Task goal
Copy the data precisely, keeping every character.

Data shown
......

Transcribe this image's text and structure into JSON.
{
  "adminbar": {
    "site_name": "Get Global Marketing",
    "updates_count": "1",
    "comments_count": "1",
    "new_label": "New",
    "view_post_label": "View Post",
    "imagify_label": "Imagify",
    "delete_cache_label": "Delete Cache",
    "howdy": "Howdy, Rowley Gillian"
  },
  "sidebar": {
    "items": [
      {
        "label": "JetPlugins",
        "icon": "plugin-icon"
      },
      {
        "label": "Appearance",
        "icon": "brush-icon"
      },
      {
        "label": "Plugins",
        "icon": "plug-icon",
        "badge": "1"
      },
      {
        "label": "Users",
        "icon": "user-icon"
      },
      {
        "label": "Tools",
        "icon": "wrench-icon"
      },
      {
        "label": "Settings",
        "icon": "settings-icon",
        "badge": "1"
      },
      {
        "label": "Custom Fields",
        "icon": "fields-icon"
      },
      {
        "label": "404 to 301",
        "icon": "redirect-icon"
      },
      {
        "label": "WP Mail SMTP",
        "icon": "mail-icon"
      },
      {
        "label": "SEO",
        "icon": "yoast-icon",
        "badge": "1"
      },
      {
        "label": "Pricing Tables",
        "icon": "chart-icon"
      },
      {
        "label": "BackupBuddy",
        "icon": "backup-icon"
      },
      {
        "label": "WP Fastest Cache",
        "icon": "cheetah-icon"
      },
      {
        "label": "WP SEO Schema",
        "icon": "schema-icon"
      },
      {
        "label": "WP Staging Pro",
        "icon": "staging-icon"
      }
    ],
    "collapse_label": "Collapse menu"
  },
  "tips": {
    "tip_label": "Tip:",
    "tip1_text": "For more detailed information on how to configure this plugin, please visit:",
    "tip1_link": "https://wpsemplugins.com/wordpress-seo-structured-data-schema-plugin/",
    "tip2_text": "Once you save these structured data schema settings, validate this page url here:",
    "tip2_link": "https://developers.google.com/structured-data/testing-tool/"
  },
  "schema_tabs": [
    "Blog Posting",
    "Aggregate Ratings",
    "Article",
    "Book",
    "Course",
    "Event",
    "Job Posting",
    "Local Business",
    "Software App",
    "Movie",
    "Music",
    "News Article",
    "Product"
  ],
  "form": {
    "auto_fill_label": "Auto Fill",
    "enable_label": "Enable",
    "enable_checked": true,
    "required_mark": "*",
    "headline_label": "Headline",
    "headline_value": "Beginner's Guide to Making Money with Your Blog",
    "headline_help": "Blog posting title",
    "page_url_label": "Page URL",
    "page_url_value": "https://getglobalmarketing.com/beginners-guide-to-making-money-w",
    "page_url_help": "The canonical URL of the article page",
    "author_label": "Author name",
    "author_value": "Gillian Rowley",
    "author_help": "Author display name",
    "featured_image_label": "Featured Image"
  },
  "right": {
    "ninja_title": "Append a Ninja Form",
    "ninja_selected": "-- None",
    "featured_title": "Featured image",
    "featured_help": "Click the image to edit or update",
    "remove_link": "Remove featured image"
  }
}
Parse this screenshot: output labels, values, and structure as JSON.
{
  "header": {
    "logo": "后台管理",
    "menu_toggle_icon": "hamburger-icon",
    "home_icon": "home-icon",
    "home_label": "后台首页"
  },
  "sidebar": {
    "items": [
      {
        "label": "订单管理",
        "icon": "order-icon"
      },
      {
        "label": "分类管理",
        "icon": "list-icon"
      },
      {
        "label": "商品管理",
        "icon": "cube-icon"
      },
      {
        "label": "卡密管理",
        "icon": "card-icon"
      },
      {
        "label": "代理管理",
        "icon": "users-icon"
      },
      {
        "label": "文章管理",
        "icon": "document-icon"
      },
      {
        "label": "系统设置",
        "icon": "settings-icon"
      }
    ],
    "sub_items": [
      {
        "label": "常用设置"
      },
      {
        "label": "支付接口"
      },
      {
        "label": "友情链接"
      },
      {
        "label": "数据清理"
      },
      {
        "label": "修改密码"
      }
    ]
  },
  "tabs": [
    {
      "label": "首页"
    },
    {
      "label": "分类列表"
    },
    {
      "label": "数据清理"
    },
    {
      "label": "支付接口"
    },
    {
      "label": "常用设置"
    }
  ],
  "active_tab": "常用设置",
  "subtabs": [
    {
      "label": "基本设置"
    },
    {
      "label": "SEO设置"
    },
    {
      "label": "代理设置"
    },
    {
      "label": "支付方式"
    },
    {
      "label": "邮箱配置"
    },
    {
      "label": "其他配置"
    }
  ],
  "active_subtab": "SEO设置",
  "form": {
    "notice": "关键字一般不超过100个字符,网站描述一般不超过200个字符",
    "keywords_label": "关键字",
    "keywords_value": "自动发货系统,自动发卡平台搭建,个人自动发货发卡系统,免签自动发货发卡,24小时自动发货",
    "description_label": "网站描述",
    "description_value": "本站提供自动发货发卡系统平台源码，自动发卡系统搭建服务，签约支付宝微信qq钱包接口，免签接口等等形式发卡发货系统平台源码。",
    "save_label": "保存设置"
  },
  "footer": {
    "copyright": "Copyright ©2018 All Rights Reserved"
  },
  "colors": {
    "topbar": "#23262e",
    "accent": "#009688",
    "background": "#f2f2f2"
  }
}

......

Exercise answer
Transcribe this image's text and structure into JSON.
{
  "adminbar": {
    "site_name": "Get Global Marketing",
    "updates_count": "1",
    "comments_count": "1",
    "new_label": "New",
    "view_post_label": "View Post",
    "imagify_label": "Imagify",
    "delete_cache_label": "Delete Cache",
    "howdy": "Howdy, Rowley Gillian"
  },
  "sidebar": {
    "items": [
      {
        "label": "JetPlugins",
        "icon": "plugin-icon"
      },
      {
        "label": "Appearance",
        "icon": "brush-icon"
      },
      {
        "label": "Plugins",
        "icon": "plug-icon",
        "badge": "1"
      },
      {
        "label": "Users",
        "icon": "user-icon"
      },
      {
        "label": "Tools",
        "icon": "wrench-icon"
      },
      {
        "label": "Settings",
        "icon": "settings-icon",
        "badge": "1"
      },
      {
        "label": "Custom Fields",
        "icon": "fields-icon"
      },
      {
        "label": "404 to 301",
        "icon": "redirect-icon"
      },
      {
        "label": "WP Mail SMTP",
        "icon": "mail-icon"
      },
      {
        "label": "SEO",
        "icon": "yoast-icon",
        "badge": "1"
      },
      {
        "label": "Pricing Tables",
        "icon": "chart-icon"
      },
      {
        "label": "BackupBuddy",
        "icon": "backup-icon"
      },
      {
        "label": "WP Fastest Cache",
        "icon": "cheetah-icon"
      },
      {
        "label": "WP SEO Schema",
        "icon": "schema-icon"
      },
      {
        "label": "WP Staging Pro",
        "icon": "staging-icon"
      }
    ],
    "collapse_label": "Collapse menu"
  },
  "tips": {
    "tip_label": "Tip:",
    "tip1_text": "For more detailed information on how to configure this plugin, please visit:",
    "tip1_link": "https://wpsemplugins.com/wordpress-seo-structured-data-schema-plugin/",
    "tip2_text": "Once you save these structured data schema settings, validate this page url here:",
    "tip2_link": "https://developers.google.com/structured-data/testing-tool/"
  },
  "schema_tabs": [
    "Blog Posting",
    "Aggregate Ratings",
    "Article",
    "Book",
    "Course",
    "Event",
    "Job Posting",
    "Local Business",
    "Software App",
    "Movie",
    "Music",
    "News Article",
    "Product"
  ],
  "form": {
    "auto_fill_label": "Auto Fill",
    "enable_label": "Enable",
    "enable_checked": true,
    "required_mark": "*",
    "headline_label": "Headline",
    "headline_value": "Beginner's Guide to Making Money with Your Blog",
    "headline_help": "Blog posting title",
    "page_url_label": "Page URL",
    "page_url_value": "https://getglobalmarketing.com/beginners-guide-to-making-money-w",
    "page_url_help": "The canonical URL of the article page",
    "author_label": "Author name",
    "author_value": "Gillian Rowley",
    "author_help": "Author display name",
    "featured_image_label": "Featured Image"
  },
  "right": {
    "ninja_title": "Append a Ninja Form",
    "ninja_selected": "-- None",
    "featured_title": "Featured image",
    "featured_help": "Click the image to edit or update",
    "remove_link": "Remove featured image"
  }
}
Parse this screenshot: output labels, values, and structure as JSON.
{
  "header": {
    "logo": "后台管理",
    "menu_toggle_icon": "hamburger-icon",
    "home_icon": "home-icon",
    "home_label": "后台首页"
  },
  "sidebar": {
    "items": [
      {
        "label": "订单管理",
        "icon": "order-icon"
      },
      {
        "label": "分类管理",
        "icon": "list-icon"
      },
      {
        "label": "商品管理",
        "icon": "cube-icon"
      },
      {
        "label": "卡密管理",
        "icon": "card-icon"
      },
      {
        "label": "代理管理",
        "icon": "users-icon"
      },
      {
        "label": "文章管理",
        "icon": "document-icon"
      },
      {
        "label": "系统设置",
        "icon": "settings-icon"
      }
    ],
    "sub_items": [
      {
        "label": "常用设置"
      },
      {
        "label": "支付接口"
      },
      {
        "label": "友情链接"
      },
      {
        "label": "数据清理"
      },
      {
        "label": "修改密码"
      }
    ]
  },
  "tabs": [
    {
      "label": "首页"
    },
    {
      "label": "分类列表"
    },
    {
      "label": "数据清理"
    },
    {
      "label": "支付接口"
    },
    {
      "label": "常用设置"
    }
  ],
  "active_tab": "常用设置",
  "subtabs": [
    {
      "label": "基本设置"
    },
    {
      "label": "SEO设置"
    },
    {
      "label": "代理设置"
    },
    {
      "label": "支付方式"
    },
    {
      "label": "邮箱配置"
    },
    {
      "label": "其他配置"
    }
  ],
  "active_subtab": "SEO设置",
  "form": {
    "notice": "关键字一般不超过100个字符,网站描述一般不超过200个字符",
    "keywords_label": "关键字",
    "keywords_value": "自动发货系统,自动发卡平台搭建,个人自动发货发卡系统,免签自动发货发卡,24小时自动发货",
    "description_label": "网站描述",
    "description_value": "本站提供自动发货发卡系统平台源码，自动发卡系统搭建服务，签约支付宝微信qq钱包接口，免签接口等等形式发卡发货系统平台源码。",
    "save_label": "保存设置"
  },
  "footer": {
    "copyright": "Copyright ©2018 All Rights Reserved"
  },
  "colors": {
    "topbar": "#23262e",
    "accent": "#009688",
    "background": "#f2f2f2"
  }
}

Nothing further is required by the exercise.